:: DATA SUPPLIED ::
┄┄┄┄┄┄┄┄┄┄

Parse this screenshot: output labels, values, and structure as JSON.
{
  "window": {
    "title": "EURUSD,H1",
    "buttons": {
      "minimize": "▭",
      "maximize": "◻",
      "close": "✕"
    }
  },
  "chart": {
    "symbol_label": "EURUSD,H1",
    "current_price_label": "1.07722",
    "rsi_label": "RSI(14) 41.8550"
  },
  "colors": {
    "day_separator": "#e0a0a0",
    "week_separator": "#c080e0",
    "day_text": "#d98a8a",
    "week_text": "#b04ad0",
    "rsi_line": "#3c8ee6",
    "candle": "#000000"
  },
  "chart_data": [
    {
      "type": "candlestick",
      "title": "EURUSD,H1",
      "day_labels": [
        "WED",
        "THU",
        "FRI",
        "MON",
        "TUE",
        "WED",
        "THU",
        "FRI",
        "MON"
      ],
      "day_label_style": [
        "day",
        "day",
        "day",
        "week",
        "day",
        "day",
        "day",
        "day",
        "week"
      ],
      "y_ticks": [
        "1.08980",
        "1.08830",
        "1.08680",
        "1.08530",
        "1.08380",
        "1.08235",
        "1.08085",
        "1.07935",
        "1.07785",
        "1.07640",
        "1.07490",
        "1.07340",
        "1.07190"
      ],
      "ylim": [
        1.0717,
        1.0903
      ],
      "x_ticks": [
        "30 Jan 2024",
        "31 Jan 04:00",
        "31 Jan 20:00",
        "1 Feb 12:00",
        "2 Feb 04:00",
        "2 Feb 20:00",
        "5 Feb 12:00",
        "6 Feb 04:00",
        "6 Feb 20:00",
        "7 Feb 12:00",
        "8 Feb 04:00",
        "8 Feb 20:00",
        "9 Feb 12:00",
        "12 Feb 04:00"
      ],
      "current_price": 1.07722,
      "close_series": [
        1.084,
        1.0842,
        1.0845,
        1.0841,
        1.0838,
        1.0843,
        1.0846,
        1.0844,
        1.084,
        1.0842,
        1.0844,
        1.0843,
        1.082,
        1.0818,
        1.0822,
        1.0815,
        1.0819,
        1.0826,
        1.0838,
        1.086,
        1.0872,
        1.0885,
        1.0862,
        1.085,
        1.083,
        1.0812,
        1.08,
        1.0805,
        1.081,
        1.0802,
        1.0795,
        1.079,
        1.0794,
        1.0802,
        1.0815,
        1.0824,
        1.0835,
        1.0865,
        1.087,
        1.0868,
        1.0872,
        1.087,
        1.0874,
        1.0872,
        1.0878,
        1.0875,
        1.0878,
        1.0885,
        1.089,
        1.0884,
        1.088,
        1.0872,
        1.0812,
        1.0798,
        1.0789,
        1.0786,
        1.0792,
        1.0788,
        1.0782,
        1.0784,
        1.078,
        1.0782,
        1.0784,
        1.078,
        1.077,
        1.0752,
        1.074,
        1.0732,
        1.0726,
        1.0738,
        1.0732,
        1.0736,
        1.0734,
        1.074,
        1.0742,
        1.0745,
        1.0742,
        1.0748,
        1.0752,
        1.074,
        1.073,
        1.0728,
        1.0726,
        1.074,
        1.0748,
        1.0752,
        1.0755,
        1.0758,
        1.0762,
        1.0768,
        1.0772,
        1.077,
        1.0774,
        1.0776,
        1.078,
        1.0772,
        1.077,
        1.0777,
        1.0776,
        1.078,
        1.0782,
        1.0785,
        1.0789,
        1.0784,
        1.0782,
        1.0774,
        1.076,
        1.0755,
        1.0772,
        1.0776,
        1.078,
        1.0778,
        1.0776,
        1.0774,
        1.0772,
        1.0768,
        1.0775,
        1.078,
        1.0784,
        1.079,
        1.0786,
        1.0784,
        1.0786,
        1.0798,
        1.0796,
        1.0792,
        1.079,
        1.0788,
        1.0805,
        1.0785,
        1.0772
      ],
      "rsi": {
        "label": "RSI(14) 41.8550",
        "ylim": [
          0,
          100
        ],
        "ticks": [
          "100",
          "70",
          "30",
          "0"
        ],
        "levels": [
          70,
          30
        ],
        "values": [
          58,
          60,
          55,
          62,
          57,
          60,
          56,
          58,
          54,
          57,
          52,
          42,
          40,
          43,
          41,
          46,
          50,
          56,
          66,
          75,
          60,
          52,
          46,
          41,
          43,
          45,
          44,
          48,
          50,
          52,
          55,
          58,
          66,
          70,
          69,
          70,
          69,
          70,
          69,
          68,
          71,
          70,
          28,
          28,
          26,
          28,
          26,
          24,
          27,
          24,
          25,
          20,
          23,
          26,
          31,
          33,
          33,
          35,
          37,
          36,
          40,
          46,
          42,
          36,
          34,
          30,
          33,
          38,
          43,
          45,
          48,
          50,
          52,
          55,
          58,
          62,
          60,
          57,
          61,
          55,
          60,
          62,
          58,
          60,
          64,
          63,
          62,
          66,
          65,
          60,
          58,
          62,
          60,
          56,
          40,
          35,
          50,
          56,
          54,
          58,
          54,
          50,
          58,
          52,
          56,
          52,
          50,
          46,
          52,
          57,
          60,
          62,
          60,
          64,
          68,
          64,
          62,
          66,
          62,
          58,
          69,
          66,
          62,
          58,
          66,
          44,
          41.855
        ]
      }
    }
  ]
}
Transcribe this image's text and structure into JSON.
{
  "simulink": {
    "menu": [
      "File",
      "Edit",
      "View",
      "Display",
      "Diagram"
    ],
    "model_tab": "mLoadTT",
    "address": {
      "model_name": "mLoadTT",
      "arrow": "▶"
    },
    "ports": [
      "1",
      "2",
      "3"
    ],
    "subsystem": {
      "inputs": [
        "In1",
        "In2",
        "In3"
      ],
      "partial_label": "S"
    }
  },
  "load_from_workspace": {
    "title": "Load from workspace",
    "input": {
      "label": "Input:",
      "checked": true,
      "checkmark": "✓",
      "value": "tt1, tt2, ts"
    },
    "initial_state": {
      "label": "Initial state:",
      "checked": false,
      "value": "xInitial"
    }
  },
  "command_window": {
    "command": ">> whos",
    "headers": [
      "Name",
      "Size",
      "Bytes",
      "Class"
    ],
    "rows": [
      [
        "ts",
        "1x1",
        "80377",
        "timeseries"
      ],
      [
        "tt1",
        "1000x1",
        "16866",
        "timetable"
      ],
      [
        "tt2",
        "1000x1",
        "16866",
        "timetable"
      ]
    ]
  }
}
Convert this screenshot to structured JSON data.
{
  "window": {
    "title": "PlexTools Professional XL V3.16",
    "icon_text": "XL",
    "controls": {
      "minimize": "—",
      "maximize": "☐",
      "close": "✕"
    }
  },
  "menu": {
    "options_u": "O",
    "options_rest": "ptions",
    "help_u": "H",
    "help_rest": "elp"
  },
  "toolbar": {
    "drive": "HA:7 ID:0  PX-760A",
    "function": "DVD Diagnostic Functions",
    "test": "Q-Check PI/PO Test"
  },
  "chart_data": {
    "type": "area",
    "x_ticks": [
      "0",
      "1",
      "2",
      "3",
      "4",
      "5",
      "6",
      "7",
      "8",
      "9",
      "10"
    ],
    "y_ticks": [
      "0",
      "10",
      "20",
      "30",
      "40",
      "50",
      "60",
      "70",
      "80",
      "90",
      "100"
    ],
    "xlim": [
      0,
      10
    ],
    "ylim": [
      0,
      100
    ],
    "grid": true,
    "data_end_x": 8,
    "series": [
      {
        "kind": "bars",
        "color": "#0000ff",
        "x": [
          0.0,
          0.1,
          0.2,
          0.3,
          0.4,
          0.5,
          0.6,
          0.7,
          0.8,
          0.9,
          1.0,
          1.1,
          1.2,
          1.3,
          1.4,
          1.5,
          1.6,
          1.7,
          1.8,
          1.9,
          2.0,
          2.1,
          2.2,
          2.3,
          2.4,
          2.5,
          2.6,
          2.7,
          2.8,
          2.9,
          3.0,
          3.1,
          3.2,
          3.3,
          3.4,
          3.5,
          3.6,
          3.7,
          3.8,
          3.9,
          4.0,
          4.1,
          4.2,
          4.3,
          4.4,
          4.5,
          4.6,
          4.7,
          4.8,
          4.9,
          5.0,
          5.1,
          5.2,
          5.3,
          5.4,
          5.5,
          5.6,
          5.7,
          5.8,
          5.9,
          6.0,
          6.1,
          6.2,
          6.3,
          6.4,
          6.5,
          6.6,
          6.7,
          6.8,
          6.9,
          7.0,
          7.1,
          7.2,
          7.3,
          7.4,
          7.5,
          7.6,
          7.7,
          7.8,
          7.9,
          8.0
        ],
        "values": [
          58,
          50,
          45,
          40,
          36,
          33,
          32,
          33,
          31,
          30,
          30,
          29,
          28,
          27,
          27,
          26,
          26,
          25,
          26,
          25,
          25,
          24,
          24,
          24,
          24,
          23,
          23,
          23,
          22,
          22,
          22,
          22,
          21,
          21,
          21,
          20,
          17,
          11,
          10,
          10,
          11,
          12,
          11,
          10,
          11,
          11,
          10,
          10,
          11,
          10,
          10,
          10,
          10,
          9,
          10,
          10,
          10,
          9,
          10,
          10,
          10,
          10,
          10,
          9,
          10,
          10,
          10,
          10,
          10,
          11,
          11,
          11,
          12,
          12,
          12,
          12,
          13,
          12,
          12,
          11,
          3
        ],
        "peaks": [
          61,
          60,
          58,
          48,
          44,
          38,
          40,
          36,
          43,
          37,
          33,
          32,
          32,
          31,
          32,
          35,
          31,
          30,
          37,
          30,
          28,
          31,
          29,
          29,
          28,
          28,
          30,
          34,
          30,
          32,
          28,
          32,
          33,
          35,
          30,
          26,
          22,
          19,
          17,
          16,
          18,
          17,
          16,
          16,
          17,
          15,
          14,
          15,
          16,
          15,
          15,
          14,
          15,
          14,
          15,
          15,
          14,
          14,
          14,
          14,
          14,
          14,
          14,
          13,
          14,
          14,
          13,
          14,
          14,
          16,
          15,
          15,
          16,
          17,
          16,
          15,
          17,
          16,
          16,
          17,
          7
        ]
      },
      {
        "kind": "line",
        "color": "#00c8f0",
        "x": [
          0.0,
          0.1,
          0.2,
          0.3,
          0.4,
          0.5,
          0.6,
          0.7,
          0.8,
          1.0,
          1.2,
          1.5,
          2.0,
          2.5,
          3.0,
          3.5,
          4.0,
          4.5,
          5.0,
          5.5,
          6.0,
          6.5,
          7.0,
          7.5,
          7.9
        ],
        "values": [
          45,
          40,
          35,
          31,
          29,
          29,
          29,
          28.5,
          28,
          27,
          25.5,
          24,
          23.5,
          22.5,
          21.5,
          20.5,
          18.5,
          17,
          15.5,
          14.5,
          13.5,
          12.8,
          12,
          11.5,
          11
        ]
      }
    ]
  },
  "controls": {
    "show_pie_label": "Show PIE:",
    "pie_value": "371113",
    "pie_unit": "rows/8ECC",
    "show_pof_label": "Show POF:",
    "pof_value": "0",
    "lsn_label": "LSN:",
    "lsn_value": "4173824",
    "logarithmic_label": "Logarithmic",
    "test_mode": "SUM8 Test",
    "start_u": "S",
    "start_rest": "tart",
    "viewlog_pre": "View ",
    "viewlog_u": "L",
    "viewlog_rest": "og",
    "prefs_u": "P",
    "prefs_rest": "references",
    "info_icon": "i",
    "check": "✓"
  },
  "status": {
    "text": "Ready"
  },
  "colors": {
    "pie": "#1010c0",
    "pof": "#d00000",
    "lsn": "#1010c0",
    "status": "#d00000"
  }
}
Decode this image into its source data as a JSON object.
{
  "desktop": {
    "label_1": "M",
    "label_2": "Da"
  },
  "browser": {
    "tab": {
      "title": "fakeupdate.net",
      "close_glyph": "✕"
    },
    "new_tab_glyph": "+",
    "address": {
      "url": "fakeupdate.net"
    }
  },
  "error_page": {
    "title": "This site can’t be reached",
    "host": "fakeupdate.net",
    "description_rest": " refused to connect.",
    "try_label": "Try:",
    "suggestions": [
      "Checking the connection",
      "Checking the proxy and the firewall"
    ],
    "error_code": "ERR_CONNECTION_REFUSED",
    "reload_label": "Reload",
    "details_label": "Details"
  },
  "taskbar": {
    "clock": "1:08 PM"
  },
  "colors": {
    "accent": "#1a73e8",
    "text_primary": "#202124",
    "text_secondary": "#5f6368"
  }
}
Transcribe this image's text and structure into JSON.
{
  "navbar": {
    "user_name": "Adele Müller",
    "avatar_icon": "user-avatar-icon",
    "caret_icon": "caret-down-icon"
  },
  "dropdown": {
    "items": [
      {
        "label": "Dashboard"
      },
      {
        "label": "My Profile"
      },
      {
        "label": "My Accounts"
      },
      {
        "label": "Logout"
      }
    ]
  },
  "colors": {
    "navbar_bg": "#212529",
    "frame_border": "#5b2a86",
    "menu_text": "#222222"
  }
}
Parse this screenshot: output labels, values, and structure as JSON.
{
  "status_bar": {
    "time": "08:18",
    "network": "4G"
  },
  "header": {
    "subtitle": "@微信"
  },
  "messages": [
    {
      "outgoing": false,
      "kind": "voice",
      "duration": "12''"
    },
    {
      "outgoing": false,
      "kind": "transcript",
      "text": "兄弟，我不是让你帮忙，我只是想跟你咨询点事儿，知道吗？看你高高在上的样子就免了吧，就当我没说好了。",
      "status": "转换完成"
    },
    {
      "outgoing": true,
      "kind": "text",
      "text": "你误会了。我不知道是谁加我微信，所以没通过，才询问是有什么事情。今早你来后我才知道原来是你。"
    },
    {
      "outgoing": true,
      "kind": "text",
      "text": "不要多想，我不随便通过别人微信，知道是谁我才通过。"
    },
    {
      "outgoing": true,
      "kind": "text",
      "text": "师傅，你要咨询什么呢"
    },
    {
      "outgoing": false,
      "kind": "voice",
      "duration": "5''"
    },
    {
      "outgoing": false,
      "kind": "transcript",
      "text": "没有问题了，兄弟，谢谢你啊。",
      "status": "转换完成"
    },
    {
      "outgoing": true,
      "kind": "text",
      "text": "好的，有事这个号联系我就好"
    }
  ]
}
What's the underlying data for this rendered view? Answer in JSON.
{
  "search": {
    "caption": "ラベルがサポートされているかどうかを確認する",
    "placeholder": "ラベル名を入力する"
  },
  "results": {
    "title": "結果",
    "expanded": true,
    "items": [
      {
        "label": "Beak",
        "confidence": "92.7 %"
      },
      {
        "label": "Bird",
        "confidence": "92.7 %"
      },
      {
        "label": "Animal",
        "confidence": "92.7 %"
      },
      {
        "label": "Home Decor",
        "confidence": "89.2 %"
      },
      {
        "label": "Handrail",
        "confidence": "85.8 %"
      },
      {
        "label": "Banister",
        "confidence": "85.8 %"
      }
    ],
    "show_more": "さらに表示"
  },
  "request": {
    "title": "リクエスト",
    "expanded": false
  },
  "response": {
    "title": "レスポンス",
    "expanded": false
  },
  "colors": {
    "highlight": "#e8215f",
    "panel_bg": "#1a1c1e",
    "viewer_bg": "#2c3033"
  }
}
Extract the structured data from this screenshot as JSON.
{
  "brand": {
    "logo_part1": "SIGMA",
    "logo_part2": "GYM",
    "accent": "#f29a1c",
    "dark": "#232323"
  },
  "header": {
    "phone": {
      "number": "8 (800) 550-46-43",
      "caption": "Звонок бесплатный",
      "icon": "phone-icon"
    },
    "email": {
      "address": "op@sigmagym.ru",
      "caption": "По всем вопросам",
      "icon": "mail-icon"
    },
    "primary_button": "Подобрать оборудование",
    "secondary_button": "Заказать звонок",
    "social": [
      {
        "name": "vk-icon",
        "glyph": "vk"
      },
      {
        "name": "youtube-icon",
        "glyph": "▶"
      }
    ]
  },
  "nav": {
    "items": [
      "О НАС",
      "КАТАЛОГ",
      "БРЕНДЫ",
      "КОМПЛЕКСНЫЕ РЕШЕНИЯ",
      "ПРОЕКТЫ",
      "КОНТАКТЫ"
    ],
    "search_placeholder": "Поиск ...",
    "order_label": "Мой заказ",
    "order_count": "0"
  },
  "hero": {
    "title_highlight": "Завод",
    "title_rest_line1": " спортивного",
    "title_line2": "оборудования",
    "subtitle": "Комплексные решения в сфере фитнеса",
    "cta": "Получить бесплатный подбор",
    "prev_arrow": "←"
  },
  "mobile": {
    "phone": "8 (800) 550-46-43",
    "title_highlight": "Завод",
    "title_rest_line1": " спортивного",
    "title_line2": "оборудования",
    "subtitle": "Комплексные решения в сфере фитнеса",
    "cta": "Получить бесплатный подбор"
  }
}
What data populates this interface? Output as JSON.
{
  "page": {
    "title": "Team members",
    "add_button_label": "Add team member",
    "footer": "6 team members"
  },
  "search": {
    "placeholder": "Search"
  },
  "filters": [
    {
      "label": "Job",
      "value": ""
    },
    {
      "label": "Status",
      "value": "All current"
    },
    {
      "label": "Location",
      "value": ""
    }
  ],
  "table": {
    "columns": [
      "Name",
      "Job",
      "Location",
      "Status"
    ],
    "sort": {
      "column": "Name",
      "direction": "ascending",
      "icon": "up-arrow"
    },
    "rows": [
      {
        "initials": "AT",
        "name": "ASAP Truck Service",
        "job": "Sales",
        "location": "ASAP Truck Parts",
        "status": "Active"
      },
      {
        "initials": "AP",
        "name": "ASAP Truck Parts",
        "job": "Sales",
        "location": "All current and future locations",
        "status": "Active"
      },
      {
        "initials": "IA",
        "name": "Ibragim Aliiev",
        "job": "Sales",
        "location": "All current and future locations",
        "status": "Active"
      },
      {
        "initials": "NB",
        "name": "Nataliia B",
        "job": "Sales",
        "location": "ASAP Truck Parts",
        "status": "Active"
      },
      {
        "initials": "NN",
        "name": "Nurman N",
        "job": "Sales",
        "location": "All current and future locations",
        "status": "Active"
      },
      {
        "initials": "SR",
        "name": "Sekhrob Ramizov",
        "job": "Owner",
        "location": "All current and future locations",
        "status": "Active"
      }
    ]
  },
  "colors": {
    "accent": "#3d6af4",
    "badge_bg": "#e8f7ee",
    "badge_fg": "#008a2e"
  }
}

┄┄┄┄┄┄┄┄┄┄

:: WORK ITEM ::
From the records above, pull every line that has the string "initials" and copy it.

:: OUTPUT OF THE TASK ::
        "initials": "AT",
        "initials": "AP",
        "initials": "IA",
        "initials": "NB",
        "initials": "NN",
        "initials": "SR",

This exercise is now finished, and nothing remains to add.